* [Task brief]: Restate each entry word for word. Keep every detail intact.

[Component data from apps and pages]
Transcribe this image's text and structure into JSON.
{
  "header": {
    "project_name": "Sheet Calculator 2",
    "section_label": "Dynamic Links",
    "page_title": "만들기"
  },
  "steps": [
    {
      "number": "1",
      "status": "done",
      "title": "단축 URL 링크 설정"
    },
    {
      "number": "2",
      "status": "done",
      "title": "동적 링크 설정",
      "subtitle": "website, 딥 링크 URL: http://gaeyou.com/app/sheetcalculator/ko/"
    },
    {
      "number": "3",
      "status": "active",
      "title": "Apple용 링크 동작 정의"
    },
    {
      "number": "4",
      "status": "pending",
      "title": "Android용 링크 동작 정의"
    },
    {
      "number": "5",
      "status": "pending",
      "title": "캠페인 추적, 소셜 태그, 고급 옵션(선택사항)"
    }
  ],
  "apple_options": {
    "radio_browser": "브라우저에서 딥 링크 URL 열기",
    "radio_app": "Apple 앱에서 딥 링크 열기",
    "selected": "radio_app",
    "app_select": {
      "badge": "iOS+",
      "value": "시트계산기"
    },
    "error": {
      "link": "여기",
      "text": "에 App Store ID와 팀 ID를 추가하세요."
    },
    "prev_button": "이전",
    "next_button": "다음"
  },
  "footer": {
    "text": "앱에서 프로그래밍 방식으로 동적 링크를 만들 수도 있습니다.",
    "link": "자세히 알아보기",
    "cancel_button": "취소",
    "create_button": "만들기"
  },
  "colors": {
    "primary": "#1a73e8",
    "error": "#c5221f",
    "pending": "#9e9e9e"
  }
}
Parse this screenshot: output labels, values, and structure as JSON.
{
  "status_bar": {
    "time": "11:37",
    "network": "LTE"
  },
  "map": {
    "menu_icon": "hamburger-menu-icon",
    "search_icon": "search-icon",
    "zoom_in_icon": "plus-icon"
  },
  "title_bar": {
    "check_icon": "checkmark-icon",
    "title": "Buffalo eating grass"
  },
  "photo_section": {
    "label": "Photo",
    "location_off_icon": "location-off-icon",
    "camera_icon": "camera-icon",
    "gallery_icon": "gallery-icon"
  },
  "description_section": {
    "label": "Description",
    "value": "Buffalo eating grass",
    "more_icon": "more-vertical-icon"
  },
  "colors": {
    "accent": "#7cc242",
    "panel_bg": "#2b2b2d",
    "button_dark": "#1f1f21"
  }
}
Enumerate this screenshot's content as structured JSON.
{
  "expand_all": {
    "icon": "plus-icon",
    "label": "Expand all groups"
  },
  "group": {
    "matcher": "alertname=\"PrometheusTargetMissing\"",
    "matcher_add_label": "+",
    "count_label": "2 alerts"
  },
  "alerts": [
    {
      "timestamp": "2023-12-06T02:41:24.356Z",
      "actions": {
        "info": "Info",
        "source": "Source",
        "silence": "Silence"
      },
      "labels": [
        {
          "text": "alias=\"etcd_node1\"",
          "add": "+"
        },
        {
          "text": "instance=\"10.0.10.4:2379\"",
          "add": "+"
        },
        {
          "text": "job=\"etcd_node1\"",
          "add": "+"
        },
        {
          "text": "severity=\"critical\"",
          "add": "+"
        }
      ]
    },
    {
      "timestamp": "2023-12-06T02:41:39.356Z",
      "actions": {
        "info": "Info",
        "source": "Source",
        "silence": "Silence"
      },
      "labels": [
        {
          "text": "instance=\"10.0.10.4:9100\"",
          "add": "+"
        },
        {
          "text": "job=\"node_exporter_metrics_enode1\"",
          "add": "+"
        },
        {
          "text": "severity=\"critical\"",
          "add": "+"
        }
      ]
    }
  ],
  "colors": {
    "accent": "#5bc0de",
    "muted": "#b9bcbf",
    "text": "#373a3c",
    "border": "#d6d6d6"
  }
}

* [Response to this exercise]:
Transcribe this image's text and structure into JSON.
{
  "header": {
    "project_name": "Sheet Calculator 2",
    "section_label": "Dynamic Links",
    "page_title": "만들기"
  },
  "steps": [
    {
      "number": "1",
      "status": "done",
      "title": "단축 URL 링크 설정"
    },
    {
      "number": "2",
      "status": "done",
      "title": "동적 링크 설정",
      "subtitle": "website, 딥 링크 URL: http://gaeyou.com/app/sheetcalculator/ko/"
    },
    {
      "number": "3",
      "status": "active",
      "title": "Apple용 링크 동작 정의"
    },
    {
      "number": "4",
      "status": "pending",
      "title": "Android용 링크 동작 정의"
    },
    {
      "number": "5",
      "status": "pending",
      "title": "캠페인 추적, 소셜 태그, 고급 옵션(선택사항)"
    }
  ],
  "apple_options": {
    "radio_browser": "브라우저에서 딥 링크 URL 열기",
    "radio_app": "Apple 앱에서 딥 링크 열기",
    "selected": "radio_app",
    "app_select": {
      "badge": "iOS+",
      "value": "시트계산기"
    },
    "error": {
      "link": "여기",
      "text": "에 App Store ID와 팀 ID를 추가하세요."
    },
    "prev_button": "이전",
    "next_button": "다음"
  },
  "footer": {
    "text": "앱에서 프로그래밍 방식으로 동적 링크를 만들 수도 있습니다.",
    "link": "자세히 알아보기",
    "cancel_button": "취소",
    "create_button": "만들기"
  },
  "colors": {
    "primary": "#1a73e8",
    "error": "#c5221f",
    "pending": "#9e9e9e"
  }
}
Parse this screenshot: output labels, values, and structure as JSON.
{
  "status_bar": {
    "time": "11:37",
    "network": "LTE"
  },
  "map": {
    "menu_icon": "hamburger-menu-icon",
    "search_icon": "search-icon",
    "zoom_in_icon": "plus-icon"
  },
  "title_bar": {
    "check_icon": "checkmark-icon",
    "title": "Buffalo eating grass"
  },
  "photo_section": {
    "label": "Photo",
    "location_off_icon": "location-off-icon",
    "camera_icon": "camera-icon",
    "gallery_icon": "gallery-icon"
  },
  "description_section": {
    "label": "Description",
    "value": "Buffalo eating grass",
    "more_icon": "more-vertical-icon"
  },
  "colors": {
    "accent": "#7cc242",
    "panel_bg": "#2b2b2d",
    "button_dark": "#1f1f21"
  }
}
Enumerate this screenshot's content as structured JSON.
{
  "expand_all": {
    "icon": "plus-icon",
    "label": "Expand all groups"
  },
  "group": {
    "matcher": "alertname=\"PrometheusTargetMissing\"",
    "matcher_add_label": "+",
    "count_label": "2 alerts"
  },
  "alerts": [
    {
      "timestamp": "2023-12-06T02:41:24.356Z",
      "actions": {
        "info": "Info",
        "source": "Source",
        "silence": "Silence"
      },
      "labels": [
        {
          "text": "alias=\"etcd_node1\"",
          "add": "+"
        },
        {
          "text": "instance=\"10.0.10.4:2379\"",
          "add": "+"
        },
        {
          "text": "job=\"etcd_node1\"",
          "add": "+"
        },
        {
          "text": "severity=\"critical\"",
          "add": "+"
        }
      ]
    },
    {
      "timestamp": "2023-12-06T02:41:39.356Z",
      "actions": {
        "info": "Info",
        "source": "Source",
        "silence": "Silence"
      },
      "labels": [
        {
          "text": "instance=\"10.0.10.4:9100\"",
          "add": "+"
        },
        {
          "text": "job=\"node_exporter_metrics_enode1\"",
          "add": "+"
        },
        {
          "text": "severity=\"critical\"",
          "add": "+"
        }
      ]
    }
  ],
  "colors": {
    "accent": "#5bc0de",
    "muted": "#b9bcbf",
    "text": "#373a3c",
    "border": "#d6d6d6"
  }
}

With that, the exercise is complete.